Gen. Grant was in Oxford when a portion of the outrages above enumerated were committed by his troops, and he made no efforts either to prevent them or to punish the perpetrators.
One of the highest offences known to military law is the violation, by a soldier, of a safe conduct granted by his commander. Gen. Grant, however, while at Oxford, suffered his pass to be violated with impunity. The Hon. James M. Howry, of Oxford, obtained a pass from Gen. Grant, requiring all United States troops to permit him to proceed unmolested, with a wagon and certain trunks, to his plantation, some forty miles below. Judge Howry was met, about five miles from town, by a company of Federal cavalry belonging to Quinby's Division, who compelled him to halt. He produced Gen. Grant's pass, countersigned by Gen. Quinby, but the soldiers, cursing him and Grant and Quinby, refused to respect the pass. They stripped the Judge to the skin, robbed him of all the money found upon his person, broke open and rifled his trunks, stole his mules and saddlehorses, and left him in the wood. He made his way back to Oxford and reported the facts to Gen. Grant, who listened impatiently to his statement and refused to afford him the slightest redress.

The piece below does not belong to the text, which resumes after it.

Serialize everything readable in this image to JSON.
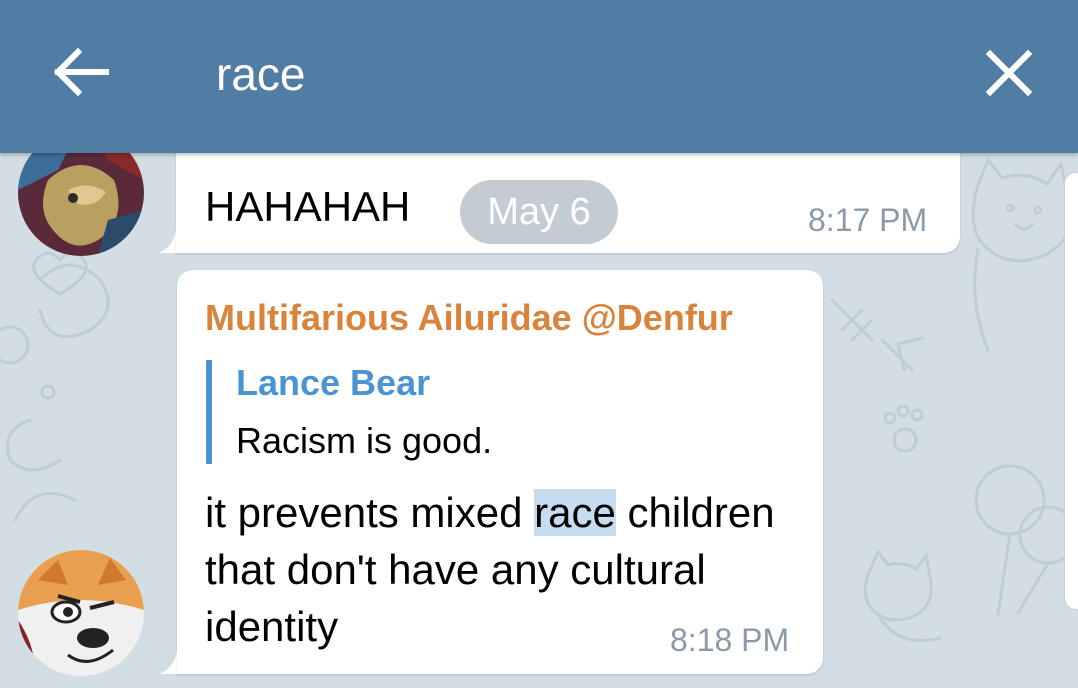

Judge Howry was the Secretary of the Board of Trustees of the University of Mississippi, a literary institution of high reputation, located at Oxford. The voluminous archives of the University were deposited in Judge Howry's office, and the Federal officers were aware of this fact. Such documents elsewhere have ever been regarded, by the custom of all civilized countries, as sacred from the hand of violence in war. But, in Oxford, the Federal soldiers were permitted by their officers in open day, to break open Judge Howry's office and to scatter the documents found therein, which can never be replaced, in the deep mud of the streets.

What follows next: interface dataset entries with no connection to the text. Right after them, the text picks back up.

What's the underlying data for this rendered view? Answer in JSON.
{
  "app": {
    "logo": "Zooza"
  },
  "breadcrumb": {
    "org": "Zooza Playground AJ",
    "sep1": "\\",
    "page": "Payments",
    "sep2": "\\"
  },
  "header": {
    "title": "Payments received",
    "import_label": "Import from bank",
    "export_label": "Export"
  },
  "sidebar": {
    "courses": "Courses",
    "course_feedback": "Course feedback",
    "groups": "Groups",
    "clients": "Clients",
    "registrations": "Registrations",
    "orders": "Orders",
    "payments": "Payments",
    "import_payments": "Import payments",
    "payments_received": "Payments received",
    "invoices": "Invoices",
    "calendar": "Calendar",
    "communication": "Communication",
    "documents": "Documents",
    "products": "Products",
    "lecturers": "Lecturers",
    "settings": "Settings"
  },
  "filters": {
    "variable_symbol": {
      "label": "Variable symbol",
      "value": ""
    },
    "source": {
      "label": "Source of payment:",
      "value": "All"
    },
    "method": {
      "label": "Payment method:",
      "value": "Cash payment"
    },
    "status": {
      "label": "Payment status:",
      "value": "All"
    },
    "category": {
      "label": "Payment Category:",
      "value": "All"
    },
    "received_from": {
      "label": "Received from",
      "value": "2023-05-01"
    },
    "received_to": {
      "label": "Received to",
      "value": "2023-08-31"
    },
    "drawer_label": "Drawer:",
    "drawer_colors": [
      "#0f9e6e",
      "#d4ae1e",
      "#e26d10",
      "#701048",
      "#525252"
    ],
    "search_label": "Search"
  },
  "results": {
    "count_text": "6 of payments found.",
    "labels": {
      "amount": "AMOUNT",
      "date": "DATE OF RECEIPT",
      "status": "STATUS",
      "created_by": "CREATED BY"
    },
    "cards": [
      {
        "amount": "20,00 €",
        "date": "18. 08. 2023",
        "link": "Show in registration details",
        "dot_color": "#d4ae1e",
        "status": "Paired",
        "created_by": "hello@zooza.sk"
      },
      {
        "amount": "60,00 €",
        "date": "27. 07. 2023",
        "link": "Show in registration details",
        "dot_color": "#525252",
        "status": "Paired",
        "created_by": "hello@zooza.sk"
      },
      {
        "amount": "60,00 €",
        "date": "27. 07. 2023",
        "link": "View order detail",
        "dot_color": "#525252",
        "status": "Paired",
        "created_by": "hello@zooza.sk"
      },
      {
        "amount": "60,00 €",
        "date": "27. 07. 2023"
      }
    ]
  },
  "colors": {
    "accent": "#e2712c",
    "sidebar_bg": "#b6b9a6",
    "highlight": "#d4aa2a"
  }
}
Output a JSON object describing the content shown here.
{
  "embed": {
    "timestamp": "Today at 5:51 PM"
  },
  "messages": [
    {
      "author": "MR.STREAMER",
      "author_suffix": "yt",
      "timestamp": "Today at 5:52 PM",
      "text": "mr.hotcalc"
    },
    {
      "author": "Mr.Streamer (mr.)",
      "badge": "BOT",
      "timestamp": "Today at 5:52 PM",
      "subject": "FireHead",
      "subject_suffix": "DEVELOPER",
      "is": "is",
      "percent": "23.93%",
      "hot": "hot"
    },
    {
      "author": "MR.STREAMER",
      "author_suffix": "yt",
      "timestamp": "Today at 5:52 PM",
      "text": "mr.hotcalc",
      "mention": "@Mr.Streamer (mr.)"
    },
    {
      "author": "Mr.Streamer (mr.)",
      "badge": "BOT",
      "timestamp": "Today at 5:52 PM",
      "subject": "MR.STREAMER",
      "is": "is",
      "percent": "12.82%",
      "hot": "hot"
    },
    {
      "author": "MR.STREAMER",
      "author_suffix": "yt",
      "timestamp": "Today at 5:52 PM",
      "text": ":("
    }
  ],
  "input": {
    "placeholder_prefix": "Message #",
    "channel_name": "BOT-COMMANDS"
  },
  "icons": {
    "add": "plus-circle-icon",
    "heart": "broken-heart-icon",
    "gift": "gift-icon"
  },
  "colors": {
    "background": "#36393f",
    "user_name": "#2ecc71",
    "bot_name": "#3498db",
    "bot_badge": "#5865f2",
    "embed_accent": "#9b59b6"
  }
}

The collection of the State Geological Survey, which had been gathered and arranged with vast labor during many years, were contained in the University buildings at Oxford. The Federal soldiery were permitted to despoil that collection of everything they considered curious, leaving what remained an almost undistinguishable mass of rubbish."

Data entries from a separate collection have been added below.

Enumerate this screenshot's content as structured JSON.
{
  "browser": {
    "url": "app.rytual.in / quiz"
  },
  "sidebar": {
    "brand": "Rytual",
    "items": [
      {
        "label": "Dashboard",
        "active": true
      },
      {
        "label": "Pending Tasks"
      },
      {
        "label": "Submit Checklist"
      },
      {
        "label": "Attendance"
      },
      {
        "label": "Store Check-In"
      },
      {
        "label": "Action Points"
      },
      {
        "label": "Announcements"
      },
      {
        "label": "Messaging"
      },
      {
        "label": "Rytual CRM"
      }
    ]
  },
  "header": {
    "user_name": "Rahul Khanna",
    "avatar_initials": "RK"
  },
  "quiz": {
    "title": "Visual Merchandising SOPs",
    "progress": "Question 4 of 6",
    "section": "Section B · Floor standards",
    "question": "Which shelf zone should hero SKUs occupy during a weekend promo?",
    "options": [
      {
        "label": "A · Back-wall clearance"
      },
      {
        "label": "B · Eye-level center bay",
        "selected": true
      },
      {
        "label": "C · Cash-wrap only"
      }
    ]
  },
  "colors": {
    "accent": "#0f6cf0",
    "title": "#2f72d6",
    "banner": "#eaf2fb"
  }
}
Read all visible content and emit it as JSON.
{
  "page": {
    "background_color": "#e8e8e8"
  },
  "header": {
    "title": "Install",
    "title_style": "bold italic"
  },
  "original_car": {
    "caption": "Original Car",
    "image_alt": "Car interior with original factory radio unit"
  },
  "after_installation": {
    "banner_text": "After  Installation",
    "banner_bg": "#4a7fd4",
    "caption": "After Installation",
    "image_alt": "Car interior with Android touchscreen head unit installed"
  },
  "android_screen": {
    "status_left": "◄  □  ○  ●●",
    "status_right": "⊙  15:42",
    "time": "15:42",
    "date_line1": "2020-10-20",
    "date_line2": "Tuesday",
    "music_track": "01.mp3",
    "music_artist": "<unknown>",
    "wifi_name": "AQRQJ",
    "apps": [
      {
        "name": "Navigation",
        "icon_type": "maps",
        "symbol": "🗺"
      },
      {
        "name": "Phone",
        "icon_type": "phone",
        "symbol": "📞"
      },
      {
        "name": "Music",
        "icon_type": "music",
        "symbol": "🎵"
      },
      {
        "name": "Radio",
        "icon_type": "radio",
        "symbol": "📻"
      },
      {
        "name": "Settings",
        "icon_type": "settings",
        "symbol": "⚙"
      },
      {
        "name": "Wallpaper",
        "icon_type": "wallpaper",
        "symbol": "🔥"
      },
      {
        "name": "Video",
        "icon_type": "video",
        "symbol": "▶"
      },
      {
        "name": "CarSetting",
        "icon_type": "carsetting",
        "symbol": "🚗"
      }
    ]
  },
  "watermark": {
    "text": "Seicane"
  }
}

A most reliable and responsible colonel of the Federal army told the writer that after the new levies were taken to the Western armies, that he travelled from Corinth down through the State of Mississippi by the lurid light of burning houses, plantations and cotton fields; until the whole heavens were covered with a sheet of flame, night after night, until they reached Holly Spring by the illumination of these infernal bonfires. Every attempt to arrest this work upon the part of the old regulars was at the peril of their lives, which were endangered by the inflammatory harangues of the chaplains and demagogues. These are given as illustrations of the character of the war.]